Perhaps the most poignant religious story this past month comes from Iran: Six dancers, five men and a woman, along with their director, were sentenced to 91 lashes and prison time for posting a videotape of them dancing to Pharrell’s song “Happy.” The sentences were suspended as long as they don’t commit another affront to “public chastity” in the next three years.
Every one of this month’s bad-news articles is about diminishing religious freedom in the world. Sometimes freedom wins. You probably haven’t heard about Rev. Chhedar Lhomi Bhote, a Christian pastor in Nepal. In 2012 his home was burned by an angry mob and he was sentenced to 12 years in prison for having consumed beef. Nepalese law forbids Hindus, but not non-Hindus, from eating beef. It took two years of legal struggle, but last July Rev. Bhote was released from jail, a free man.
The best way to stay educated about religious freedom these days is to subscribe (for free) to Brian Pellot’s “On Freedom” blog, published by Religious News Service. He provides important coverage that the major media frequently misses.
Stories to Raise Your Spirit
The best news this month was hearing that a 17-year-old Muslim woman from Pakistan, Malala Yousafzai, and Kailash Satyarthi, a pioneering Hindu opponent of child labor, were awarded with the Nobel Peace Prize. Malala, who suffered rape as a child and went on to become a spokesperson for education for all girls, has spoken at the United Nations and enjoys a wide following. Her partner laureate, Satyarthi, is less well-known in the West, but his work is responsible for removing more than 80,000 children from enslaved labor.

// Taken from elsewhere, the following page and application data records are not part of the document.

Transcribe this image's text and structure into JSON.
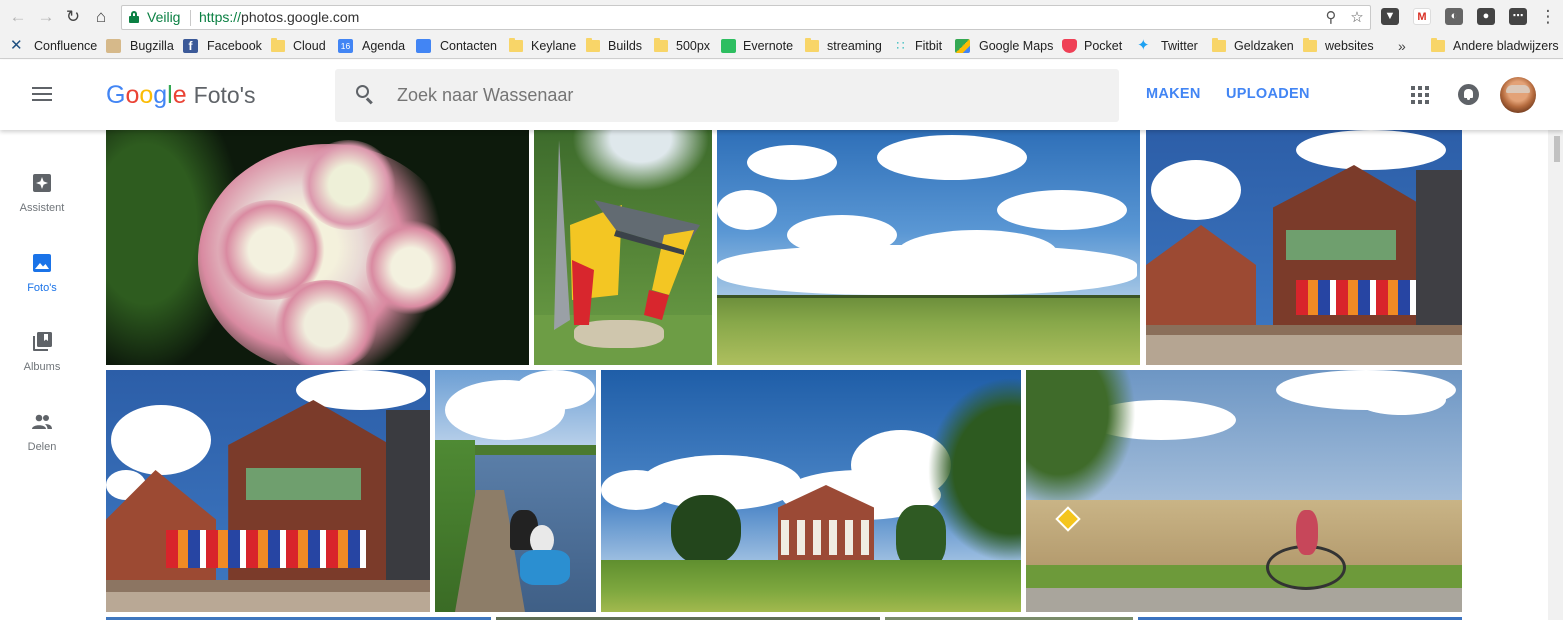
{
  "browser": {
    "address": {
      "security_label": "Veilig",
      "url_scheme": "https://",
      "url_host": "photos.google.com"
    },
    "bookmarks": [
      {
        "label": "Confluence",
        "icon": "confluence-icon",
        "color": "#205081"
      },
      {
        "label": "Bugzilla",
        "icon": "bugzilla-icon",
        "color": "#c9a26b"
      },
      {
        "label": "Facebook",
        "icon": "facebook-icon",
        "color": "#3b5998"
      },
      {
        "label": "Cloud",
        "icon": "folder-icon",
        "color": "#f8d568"
      },
      {
        "label": "Agenda",
        "icon": "calendar-icon",
        "color": "#4285f4"
      },
      {
        "label": "Contacten",
        "icon": "contacts-icon",
        "color": "#4285f4"
      },
      {
        "label": "Keylane",
        "icon": "folder-icon",
        "color": "#f8d568"
      },
      {
        "label": "Builds",
        "icon": "folder-icon",
        "color": "#f8d568"
      },
      {
        "label": "500px",
        "icon": "folder-icon",
        "color": "#f8d568"
      },
      {
        "label": "Evernote",
        "icon": "evernote-icon",
        "color": "#2dbe60"
      },
      {
        "label": "streaming",
        "icon": "folder-icon",
        "color": "#f8d568"
      },
      {
        "label": "Fitbit",
        "icon": "fitbit-icon",
        "color": "#4cc2c4"
      },
      {
        "label": "Google Maps",
        "icon": "maps-icon",
        "color": "#34a853"
      },
      {
        "label": "Pocket",
        "icon": "pocket-icon",
        "color": "#ef4056"
      },
      {
        "label": "Twitter",
        "icon": "twitter-icon",
        "color": "#1da1f2"
      },
      {
        "label": "Geldzaken",
        "icon": "folder-icon",
        "color": "#f8d568"
      },
      {
        "label": "websites",
        "icon": "folder-icon",
        "color": "#f8d568"
      }
    ],
    "calendar_day": "16",
    "more_bookmarks": "»",
    "other_bookmarks": "Andere bladwijzers"
  },
  "app": {
    "logo_word": [
      "G",
      "o",
      "o",
      "g",
      "l",
      "e"
    ],
    "product": "Foto's",
    "search_placeholder": "Zoek naar Wassenaar",
    "create_label": "MAKEN",
    "upload_label": "UPLOADEN"
  },
  "nav": [
    {
      "label": "Assistent",
      "icon": "assistant-icon",
      "active": false
    },
    {
      "label": "Foto's",
      "icon": "photos-icon",
      "active": true
    },
    {
      "label": "Albums",
      "icon": "albums-icon",
      "active": false
    },
    {
      "label": "Delen",
      "icon": "sharing-icon",
      "active": false
    }
  ],
  "colors": {
    "accent": "#4285f4",
    "active_nav": "#1a73e8",
    "secure_green": "#0b8043"
  },
  "photos": [
    {
      "subject": "pink-white-geranium-flowers"
    },
    {
      "subject": "colorful-bus-shelter"
    },
    {
      "subject": "dutch-meadow-with-clouds"
    },
    {
      "subject": "cafe-with-flags"
    },
    {
      "subject": "cafe-with-flags-wide"
    },
    {
      "subject": "canal-jetty-with-people"
    },
    {
      "subject": "farmhouse-with-trees"
    },
    {
      "subject": "cyclists-near-field"
    }
  ]
}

India’s Prime Minister Narendra Modi was on a political mission when he visited the United States last month, but a fascinating religious practice emerged about his visit. It occurred during Hinduism’s Navratri festival, honoring the mother goddess Durga, during which strict Hindus fast. Modi kept a liquid diet fast throughout his trip, state dinners and all. To get a profile of the Prime Minister that goes beyond the major media’s talking points, see Anantanand Rambachat’s thoughtful article in Religions for Peace-USA’s Special Edition of TIO this month.
Southside Presbyterian Church in Tuscon, Arizona, the first congregation in the 1980s to offer undocumented immigrants sanctuary in its facilities, assisted some 14,000 immigrants who feared deportation. They have revived the program, and other communities are joining the cause. Church World Service estimates that “close to 300 congregations out there throughout the country … are willing and ready to give sanctuary when needed.”
Last November, Sister Maureen Fiedler of the Leadership Conference of the Women Religious sent a letter asking Pope Francis to repeal the 15th century Doctrine of Discovery, “the papal sanctioning of Christian enslavement and power over non-Christians.” Renee K. Gadoua of Religion News Service explains the Doctrine succinctly:
“The Doctrine of Discovery is a series of papal bulls, or decrees, that gave Christian explorers the right to lay claim to any land that was not inhabited by Christians and was available to be ‘discovered.’ If its inhabitants could be converted, they might be spared. If not, they could be enslaved or killed.”
The nuns haven’t heard back from the Pope, but considering the news these days, one hopes that he will act soon.
Habitat for Humanity, building homes for people around the world, has had interfaith involvement in a number of its projects. But last month Habitat created an Interfaith Advisory Council to provide guidance to the Christian organization as it continues its good work.
Kudos to the John Templeton Foundation for providing $1.5 million in grants to U.S. seminaries to include science in their curricula, an attempt to mitigate the gap between faith and science, especially among clergy.
Let’s finish with a remarkable tale about the interfaith courage of a single individual, Kadra Mohamed, 22. She is a Somali American Muslim police officer in St. Paul, Minnesota. It surprises people and isn’t easy, but the hijab-wearing Officer Mohamed, raised as a refugee in Kenya, enjoys her work and is garnering high praise for her courage.